* Stored data entries
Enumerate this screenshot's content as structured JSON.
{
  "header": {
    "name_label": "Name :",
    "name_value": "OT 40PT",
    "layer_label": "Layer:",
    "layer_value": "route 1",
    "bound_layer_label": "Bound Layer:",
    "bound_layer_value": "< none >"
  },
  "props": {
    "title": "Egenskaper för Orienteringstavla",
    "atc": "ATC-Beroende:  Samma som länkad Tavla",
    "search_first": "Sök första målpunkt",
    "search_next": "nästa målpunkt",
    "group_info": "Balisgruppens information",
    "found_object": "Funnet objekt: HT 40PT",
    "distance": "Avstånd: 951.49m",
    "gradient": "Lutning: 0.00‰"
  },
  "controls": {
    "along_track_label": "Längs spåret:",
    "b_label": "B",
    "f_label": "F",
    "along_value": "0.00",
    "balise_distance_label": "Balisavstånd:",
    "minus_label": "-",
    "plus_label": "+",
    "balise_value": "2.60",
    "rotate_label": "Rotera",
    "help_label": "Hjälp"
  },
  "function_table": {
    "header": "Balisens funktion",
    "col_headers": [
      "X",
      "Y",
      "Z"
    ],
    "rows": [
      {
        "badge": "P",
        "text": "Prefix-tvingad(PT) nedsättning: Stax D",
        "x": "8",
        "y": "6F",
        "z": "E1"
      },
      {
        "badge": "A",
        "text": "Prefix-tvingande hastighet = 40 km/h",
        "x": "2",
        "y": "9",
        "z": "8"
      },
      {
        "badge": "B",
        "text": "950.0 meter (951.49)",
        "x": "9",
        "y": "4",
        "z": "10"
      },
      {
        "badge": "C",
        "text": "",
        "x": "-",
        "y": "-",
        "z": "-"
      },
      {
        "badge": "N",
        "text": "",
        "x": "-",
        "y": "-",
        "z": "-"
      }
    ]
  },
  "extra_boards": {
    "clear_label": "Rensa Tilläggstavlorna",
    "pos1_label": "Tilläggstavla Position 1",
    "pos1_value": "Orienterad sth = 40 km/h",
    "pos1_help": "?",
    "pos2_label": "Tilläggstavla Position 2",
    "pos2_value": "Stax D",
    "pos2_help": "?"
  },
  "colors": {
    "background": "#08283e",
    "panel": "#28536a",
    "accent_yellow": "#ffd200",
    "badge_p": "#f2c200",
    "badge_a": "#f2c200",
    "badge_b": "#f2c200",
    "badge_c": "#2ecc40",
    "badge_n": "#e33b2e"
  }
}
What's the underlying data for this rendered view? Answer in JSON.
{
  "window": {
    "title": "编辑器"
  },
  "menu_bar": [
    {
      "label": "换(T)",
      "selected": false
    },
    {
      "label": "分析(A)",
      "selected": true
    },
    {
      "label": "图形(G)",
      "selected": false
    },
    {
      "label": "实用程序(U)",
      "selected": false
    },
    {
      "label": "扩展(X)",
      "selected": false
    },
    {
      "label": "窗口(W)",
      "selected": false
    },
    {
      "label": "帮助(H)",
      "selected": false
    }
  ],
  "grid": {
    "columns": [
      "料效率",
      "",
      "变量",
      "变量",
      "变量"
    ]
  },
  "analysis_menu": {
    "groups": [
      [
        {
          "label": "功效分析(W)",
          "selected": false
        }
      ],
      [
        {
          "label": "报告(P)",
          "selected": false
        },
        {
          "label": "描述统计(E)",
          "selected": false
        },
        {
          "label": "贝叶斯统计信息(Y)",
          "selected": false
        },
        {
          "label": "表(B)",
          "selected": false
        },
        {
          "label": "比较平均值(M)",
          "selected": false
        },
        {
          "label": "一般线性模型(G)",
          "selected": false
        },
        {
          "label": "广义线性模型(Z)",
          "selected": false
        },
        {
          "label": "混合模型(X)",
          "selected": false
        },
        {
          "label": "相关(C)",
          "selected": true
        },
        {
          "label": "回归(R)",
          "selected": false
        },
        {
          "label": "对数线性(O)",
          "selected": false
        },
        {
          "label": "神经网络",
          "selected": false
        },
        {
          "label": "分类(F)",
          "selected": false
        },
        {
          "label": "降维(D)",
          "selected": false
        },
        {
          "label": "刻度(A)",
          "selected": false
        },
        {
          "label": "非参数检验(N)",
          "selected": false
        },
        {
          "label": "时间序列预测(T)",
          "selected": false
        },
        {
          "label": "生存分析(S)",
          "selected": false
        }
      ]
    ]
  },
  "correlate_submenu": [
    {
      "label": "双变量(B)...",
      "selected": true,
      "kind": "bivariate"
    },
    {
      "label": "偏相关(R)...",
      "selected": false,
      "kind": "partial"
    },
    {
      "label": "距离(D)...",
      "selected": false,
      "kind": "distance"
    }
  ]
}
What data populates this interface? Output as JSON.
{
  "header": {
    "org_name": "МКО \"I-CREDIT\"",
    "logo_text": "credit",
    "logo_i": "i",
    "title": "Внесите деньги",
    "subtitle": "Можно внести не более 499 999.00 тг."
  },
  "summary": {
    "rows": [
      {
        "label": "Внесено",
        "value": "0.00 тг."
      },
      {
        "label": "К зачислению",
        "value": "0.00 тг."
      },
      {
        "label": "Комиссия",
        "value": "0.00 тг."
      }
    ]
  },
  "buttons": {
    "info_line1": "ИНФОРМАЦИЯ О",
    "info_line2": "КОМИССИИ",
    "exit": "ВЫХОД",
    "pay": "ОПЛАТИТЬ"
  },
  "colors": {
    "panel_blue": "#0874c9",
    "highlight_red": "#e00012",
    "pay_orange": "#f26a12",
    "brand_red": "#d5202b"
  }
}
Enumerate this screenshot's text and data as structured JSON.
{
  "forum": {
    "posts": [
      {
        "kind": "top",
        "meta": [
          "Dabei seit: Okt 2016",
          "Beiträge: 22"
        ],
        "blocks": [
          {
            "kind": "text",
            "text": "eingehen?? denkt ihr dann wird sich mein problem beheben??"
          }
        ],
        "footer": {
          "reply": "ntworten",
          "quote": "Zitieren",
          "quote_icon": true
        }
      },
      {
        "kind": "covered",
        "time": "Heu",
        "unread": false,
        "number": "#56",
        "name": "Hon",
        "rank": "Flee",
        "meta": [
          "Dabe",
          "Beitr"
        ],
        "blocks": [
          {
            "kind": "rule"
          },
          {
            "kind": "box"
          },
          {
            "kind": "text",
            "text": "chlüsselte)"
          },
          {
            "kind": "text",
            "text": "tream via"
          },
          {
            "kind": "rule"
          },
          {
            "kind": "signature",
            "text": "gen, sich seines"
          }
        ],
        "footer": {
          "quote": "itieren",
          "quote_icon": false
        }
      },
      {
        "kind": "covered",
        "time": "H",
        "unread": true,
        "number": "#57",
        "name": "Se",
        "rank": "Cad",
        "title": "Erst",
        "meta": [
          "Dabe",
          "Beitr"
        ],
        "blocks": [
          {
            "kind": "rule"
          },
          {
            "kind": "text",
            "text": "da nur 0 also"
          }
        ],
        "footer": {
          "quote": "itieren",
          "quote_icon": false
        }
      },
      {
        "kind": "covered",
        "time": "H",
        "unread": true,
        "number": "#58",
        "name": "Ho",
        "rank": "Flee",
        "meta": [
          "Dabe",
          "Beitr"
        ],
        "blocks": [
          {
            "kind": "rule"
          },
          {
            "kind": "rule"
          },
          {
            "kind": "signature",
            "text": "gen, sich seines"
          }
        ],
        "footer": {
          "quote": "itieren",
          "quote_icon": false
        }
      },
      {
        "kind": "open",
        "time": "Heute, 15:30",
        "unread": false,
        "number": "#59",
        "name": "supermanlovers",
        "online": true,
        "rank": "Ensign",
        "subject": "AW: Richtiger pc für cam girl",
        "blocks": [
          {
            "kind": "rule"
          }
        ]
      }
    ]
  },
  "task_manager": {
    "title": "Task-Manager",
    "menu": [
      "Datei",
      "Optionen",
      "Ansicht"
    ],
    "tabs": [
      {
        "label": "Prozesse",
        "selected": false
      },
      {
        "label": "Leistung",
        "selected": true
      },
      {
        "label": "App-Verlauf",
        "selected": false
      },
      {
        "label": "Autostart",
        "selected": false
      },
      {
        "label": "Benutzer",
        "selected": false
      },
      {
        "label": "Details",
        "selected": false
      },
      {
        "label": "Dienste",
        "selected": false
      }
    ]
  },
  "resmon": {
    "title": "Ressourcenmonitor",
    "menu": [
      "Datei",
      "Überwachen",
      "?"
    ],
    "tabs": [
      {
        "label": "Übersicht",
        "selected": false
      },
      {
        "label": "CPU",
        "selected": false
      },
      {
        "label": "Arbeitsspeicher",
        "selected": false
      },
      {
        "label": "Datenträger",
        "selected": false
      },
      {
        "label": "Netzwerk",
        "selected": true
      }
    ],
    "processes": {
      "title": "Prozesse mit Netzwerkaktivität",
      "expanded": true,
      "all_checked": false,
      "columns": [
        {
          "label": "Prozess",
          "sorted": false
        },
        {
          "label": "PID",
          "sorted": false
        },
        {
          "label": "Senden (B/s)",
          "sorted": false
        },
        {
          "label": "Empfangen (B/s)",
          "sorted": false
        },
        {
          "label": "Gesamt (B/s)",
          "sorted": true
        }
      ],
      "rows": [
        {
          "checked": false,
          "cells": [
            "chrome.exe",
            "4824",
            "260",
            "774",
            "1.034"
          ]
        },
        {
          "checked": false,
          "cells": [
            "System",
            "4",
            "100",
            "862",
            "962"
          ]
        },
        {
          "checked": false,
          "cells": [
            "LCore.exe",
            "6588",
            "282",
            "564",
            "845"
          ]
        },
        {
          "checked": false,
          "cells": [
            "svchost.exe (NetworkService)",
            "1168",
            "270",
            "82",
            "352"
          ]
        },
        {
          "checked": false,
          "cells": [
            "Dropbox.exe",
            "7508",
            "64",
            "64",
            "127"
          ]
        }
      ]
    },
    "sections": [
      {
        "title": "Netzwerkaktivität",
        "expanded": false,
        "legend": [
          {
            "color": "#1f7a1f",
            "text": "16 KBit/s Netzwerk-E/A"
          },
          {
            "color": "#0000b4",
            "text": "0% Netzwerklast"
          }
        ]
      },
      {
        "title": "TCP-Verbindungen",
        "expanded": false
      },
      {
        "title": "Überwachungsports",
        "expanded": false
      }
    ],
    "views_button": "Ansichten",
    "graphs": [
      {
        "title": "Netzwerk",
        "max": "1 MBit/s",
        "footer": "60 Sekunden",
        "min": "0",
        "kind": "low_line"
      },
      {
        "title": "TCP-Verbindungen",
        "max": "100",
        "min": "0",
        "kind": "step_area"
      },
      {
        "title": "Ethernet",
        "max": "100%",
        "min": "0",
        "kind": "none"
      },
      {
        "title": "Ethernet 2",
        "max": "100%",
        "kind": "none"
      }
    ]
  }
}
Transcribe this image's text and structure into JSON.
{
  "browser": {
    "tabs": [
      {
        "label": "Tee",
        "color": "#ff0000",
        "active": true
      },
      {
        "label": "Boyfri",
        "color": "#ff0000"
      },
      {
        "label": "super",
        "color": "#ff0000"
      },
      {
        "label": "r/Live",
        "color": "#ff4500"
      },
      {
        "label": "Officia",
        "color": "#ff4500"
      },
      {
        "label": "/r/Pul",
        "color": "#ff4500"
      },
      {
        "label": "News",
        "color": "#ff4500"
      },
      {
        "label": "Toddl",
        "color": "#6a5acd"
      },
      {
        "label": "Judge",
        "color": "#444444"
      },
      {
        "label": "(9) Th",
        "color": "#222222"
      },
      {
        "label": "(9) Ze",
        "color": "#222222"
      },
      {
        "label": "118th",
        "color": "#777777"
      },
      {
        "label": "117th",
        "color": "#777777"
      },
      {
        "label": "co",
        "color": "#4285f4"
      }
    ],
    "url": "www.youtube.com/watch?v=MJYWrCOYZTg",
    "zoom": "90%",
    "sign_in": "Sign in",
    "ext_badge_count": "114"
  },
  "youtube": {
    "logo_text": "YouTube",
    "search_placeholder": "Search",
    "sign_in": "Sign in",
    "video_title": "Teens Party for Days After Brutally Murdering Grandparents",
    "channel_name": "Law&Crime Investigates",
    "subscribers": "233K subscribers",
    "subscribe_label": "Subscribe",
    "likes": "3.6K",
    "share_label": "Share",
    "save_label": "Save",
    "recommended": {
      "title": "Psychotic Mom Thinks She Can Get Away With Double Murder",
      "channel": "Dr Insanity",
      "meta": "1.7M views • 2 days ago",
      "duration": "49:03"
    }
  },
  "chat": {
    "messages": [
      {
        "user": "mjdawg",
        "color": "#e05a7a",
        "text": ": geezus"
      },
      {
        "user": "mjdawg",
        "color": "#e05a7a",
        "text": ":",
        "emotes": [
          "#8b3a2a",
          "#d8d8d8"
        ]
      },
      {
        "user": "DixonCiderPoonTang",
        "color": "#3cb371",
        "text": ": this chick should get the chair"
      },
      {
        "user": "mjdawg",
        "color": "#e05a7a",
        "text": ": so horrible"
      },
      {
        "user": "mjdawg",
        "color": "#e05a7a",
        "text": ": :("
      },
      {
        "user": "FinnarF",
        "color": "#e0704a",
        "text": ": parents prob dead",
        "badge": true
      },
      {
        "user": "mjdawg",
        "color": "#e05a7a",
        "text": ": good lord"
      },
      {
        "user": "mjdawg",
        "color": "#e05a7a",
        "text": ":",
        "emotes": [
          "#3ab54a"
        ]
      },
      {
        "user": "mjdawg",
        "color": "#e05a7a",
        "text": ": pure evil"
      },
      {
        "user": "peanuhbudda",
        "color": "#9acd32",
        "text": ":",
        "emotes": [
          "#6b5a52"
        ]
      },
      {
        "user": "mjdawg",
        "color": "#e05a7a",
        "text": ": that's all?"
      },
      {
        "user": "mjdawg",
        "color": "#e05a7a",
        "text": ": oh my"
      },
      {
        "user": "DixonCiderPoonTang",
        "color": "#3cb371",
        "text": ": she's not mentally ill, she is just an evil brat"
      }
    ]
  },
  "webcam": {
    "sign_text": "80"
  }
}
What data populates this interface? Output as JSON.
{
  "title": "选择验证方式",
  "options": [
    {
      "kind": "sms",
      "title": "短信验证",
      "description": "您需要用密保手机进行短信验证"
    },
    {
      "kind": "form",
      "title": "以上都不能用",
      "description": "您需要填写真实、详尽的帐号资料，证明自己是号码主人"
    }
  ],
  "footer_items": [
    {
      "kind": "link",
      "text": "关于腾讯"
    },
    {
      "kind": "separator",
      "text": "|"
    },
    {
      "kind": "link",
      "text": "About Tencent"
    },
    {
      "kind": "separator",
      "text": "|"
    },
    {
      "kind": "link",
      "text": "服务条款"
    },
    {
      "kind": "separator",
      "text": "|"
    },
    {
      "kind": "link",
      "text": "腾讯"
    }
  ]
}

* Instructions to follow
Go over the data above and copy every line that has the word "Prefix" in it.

* Your response
        "text": "Prefix-tvingad(PT) nedsättning: Stax D",
        "text": "Prefix-tvingande hastighet = 40 km/h",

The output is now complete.